Clear-Cutting or Clearcuts

This method is the mechanical harvest or cutting of all stems in a specific area.  Most pine species (longleaf, shortleaf, loblolly) are considered "pioneers", which means they grow well in open conditions where no overstory is present.  Thus, a clear-cut creates conditions favorable for rapid growth of young trees.  It is also recommended when little or no preferred timber species are present.  This can happen in abused timber stands where previous harvests have taken the oaks, poplars, or pines and have left standing competitors such as sweetgum, elm, or boxelder.  These remaining trees can prevent new seedlings from establishing.

In a wildlife management setting, clear-cuts rapidly produce "early-successional" habitat that is highly valuable for certain animals like prairie warblers, eastern cottontails, and eastern fence swifts.

Poor choice: Diameter-limit cuts

This practice involves removing all trees above a certain diameter and leaving the smaller stems.  This methodology is often "sold" to landowners under the false premise that they are allowing the younger trees to grow by removing the old trees.  In actuality, this degrades the forest in two ways.  First, it is very difficult to remove large trees without severely damaging smaller trees.  Secondly, by removing the largest trees, you effectively remove the best producers from the system and allow the "lazy" trees to remain.  Long-term, this makes the forest less productive.

Poor Choice: Hardwood Clearing to Plant Pines
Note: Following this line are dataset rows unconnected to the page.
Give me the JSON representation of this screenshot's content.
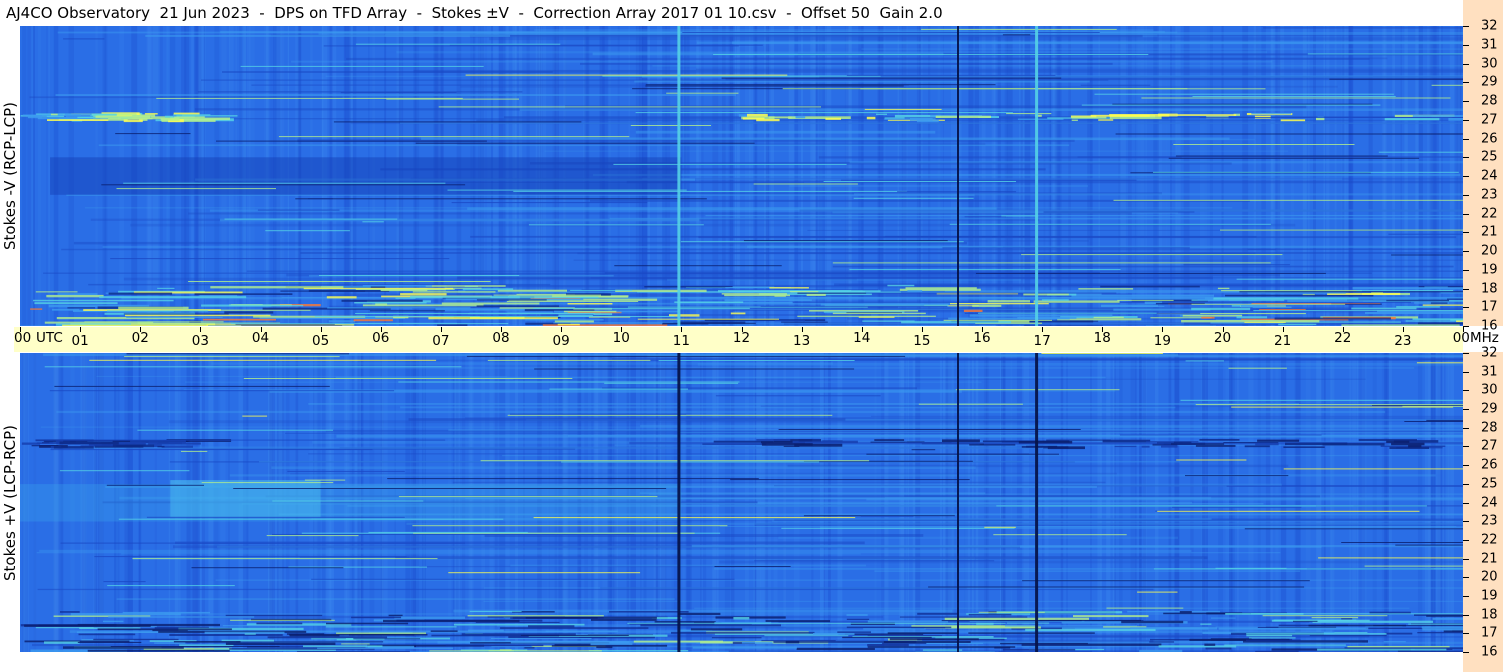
{
  "title": "AJ4CO Observatory  21 Jun 2023  -  DPS on TFD Array  -  Stokes ±V  -  Correction Array 2017 01 10.csv  -  Offset 50  Gain 2.0",
  "chart_data": [
    {
      "type": "heatmap",
      "ylabel": "Stokes -V (RCP-LCP)",
      "x_ticks": [
        "00",
        "01",
        "02",
        "03",
        "04",
        "05",
        "06",
        "07",
        "08",
        "09",
        "10",
        "11",
        "12",
        "13",
        "14",
        "15",
        "16",
        "17",
        "18",
        "19",
        "20",
        "21",
        "22",
        "23",
        "00"
      ],
      "x_unit_label": "UTC",
      "y_unit_label": "MHz",
      "y_ticks": [
        "16",
        "17",
        "18",
        "19",
        "20",
        "21",
        "22",
        "23",
        "24",
        "25",
        "26",
        "27",
        "28",
        "29",
        "30",
        "31",
        "32"
      ],
      "xlim": [
        0,
        24
      ],
      "ylim": [
        16,
        32
      ],
      "colormap": [
        "#0a1e6e",
        "#1e4fd8",
        "#2a6ee6",
        "#3c9bf0",
        "#55d2e6",
        "#b4f08c",
        "#ffff50",
        "#ff7830"
      ],
      "base_color": "#2a6ee6",
      "features": {
        "bright_vertical_lines_utc": [
          10.95,
          16.9
        ],
        "dark_vertical_lines_utc": [
          15.6
        ],
        "dark_band_utc": [
          0.5,
          11.0
        ],
        "dark_band_mhz": [
          23.0,
          25.0
        ],
        "bright_band_mhz": [
          27.0,
          27.4
        ],
        "noisy_band_mhz": [
          16.0,
          18.2
        ]
      }
    },
    {
      "type": "heatmap",
      "ylabel": "Stokes +V (LCP-RCP)",
      "y_ticks": [
        "16",
        "17",
        "18",
        "19",
        "20",
        "21",
        "22",
        "23",
        "24",
        "25",
        "26",
        "27",
        "28",
        "29",
        "30",
        "31",
        "32"
      ],
      "xlim": [
        0,
        24
      ],
      "ylim": [
        16,
        32
      ],
      "base_color": "#2a6ee6",
      "features": {
        "dark_vertical_lines_utc": [
          10.95,
          16.9,
          15.6
        ],
        "bright_band_utc": [
          2.5,
          5.0
        ],
        "bright_band_mhz": [
          23.2,
          25.2
        ],
        "dark_band_mhz": [
          27.0,
          27.4
        ],
        "noisy_band_mhz": [
          16.0,
          18.2
        ]
      }
    }
  ]
}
While planting pines after harvesting a mature hardwood stand is acceptable, clearing mid-sized hardwoods (4-8" dbh) in order to plant loblolly pines is usually a costly mistake. Most hardwoods are not worth much if diameters are less than 10 inches.  However, it can be a relatively simple operation to thin hardwoods in order to get a few inches of growth before cutting.  The average pine stand in the piedmont takes 17-20 years before it can be commercially thinned.  If you look at the combined factors, hardwoods can usually pay off in this situation at a much earlier date than plantation pine.